• **TASK REQUIREMENTS**: For this exercise, return all the data exactly as it stands.

• **DATA TO PROCESS**:
━━━━━━━━━━━━━━━━
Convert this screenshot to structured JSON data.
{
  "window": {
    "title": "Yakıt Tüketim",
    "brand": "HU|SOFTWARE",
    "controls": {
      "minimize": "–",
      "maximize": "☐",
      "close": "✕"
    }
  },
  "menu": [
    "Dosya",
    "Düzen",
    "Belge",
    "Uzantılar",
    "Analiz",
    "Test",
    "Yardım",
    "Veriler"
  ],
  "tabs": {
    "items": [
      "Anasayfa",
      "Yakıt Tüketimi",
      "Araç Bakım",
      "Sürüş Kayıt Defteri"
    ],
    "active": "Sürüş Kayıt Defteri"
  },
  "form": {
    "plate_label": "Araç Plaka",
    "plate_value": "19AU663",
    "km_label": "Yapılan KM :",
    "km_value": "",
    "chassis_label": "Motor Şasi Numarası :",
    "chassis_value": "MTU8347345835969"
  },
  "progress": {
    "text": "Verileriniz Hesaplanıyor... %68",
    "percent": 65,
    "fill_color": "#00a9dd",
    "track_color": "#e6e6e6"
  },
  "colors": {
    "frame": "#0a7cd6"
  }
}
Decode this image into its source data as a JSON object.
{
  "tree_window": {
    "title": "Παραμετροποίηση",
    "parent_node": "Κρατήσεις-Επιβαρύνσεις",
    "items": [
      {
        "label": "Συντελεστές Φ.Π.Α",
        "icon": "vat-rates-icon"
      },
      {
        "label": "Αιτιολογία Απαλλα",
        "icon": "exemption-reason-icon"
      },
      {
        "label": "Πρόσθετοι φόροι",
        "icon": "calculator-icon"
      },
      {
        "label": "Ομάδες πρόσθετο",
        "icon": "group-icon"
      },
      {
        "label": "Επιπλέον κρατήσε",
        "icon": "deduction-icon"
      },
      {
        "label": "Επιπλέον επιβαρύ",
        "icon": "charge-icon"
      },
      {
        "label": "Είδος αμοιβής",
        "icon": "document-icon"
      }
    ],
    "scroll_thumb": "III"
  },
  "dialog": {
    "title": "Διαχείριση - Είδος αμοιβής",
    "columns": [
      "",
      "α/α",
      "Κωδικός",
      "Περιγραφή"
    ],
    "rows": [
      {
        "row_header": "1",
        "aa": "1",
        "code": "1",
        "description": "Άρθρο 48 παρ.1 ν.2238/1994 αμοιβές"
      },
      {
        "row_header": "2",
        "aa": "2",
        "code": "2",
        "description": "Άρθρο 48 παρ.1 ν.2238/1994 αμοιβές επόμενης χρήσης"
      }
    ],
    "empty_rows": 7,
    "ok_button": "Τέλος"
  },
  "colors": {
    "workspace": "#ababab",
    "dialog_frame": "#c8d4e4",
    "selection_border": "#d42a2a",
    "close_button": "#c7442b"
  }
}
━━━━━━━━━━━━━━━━
• **REPLY TO THE TASK**:
Convert this screenshot to structured JSON data.
{
  "window": {
    "title": "Yakıt Tüketim",
    "brand": "HU|SOFTWARE",
    "controls": {
      "minimize": "–",
      "maximize": "☐",
      "close": "✕"
    }
  },
  "menu": [
    "Dosya",
    "Düzen",
    "Belge",
    "Uzantılar",
    "Analiz",
    "Test",
    "Yardım",
    "Veriler"
  ],
  "tabs": {
    "items": [
      "Anasayfa",
      "Yakıt Tüketimi",
      "Araç Bakım",
      "Sürüş Kayıt Defteri"
    ],
    "active": "Sürüş Kayıt Defteri"
  },
  "form": {
    "plate_label": "Araç Plaka",
    "plate_value": "19AU663",
    "km_label": "Yapılan KM :",
    "km_value": "",
    "chassis_label": "Motor Şasi Numarası :",
    "chassis_value": "MTU8347345835969"
  },
  "progress": {
    "text": "Verileriniz Hesaplanıyor... %68",
    "percent": 65,
    "fill_color": "#00a9dd",
    "track_color": "#e6e6e6"
  },
  "colors": {
    "frame": "#0a7cd6"
  }
}
Decode this image into its source data as a JSON object.
{
  "tree_window": {
    "title": "Παραμετροποίηση",
    "parent_node": "Κρατήσεις-Επιβαρύνσεις",
    "items": [
      {
        "label": "Συντελεστές Φ.Π.Α",
        "icon": "vat-rates-icon"
      },
      {
        "label": "Αιτιολογία Απαλλα",
        "icon": "exemption-reason-icon"
      },
      {
        "label": "Πρόσθετοι φόροι",
        "icon": "calculator-icon"
      },
      {
        "label": "Ομάδες πρόσθετο",
        "icon": "group-icon"
      },
      {
        "label": "Επιπλέον κρατήσε",
        "icon": "deduction-icon"
      },
      {
        "label": "Επιπλέον επιβαρύ",
        "icon": "charge-icon"
      },
      {
        "label": "Είδος αμοιβής",
        "icon": "document-icon"
      }
    ],
    "scroll_thumb": "III"
  },
  "dialog": {
    "title": "Διαχείριση - Είδος αμοιβής",
    "columns": [
      "",
      "α/α",
      "Κωδικός",
      "Περιγραφή"
    ],
    "rows": [
      {
        "row_header": "1",
        "aa": "1",
        "code": "1",
        "description": "Άρθρο 48 παρ.1 ν.2238/1994 αμοιβές"
      },
      {
        "row_header": "2",
        "aa": "2",
        "code": "2",
        "description": "Άρθρο 48 παρ.1 ν.2238/1994 αμοιβές επόμενης χρήσης"
      }
    ],
    "empty_rows": 7,
    "ok_button": "Τέλος"
  },
  "colors": {
    "workspace": "#ababab",
    "dialog_frame": "#c8d4e4",
    "selection_border": "#d42a2a",
    "close_button": "#c7442b"
  }
}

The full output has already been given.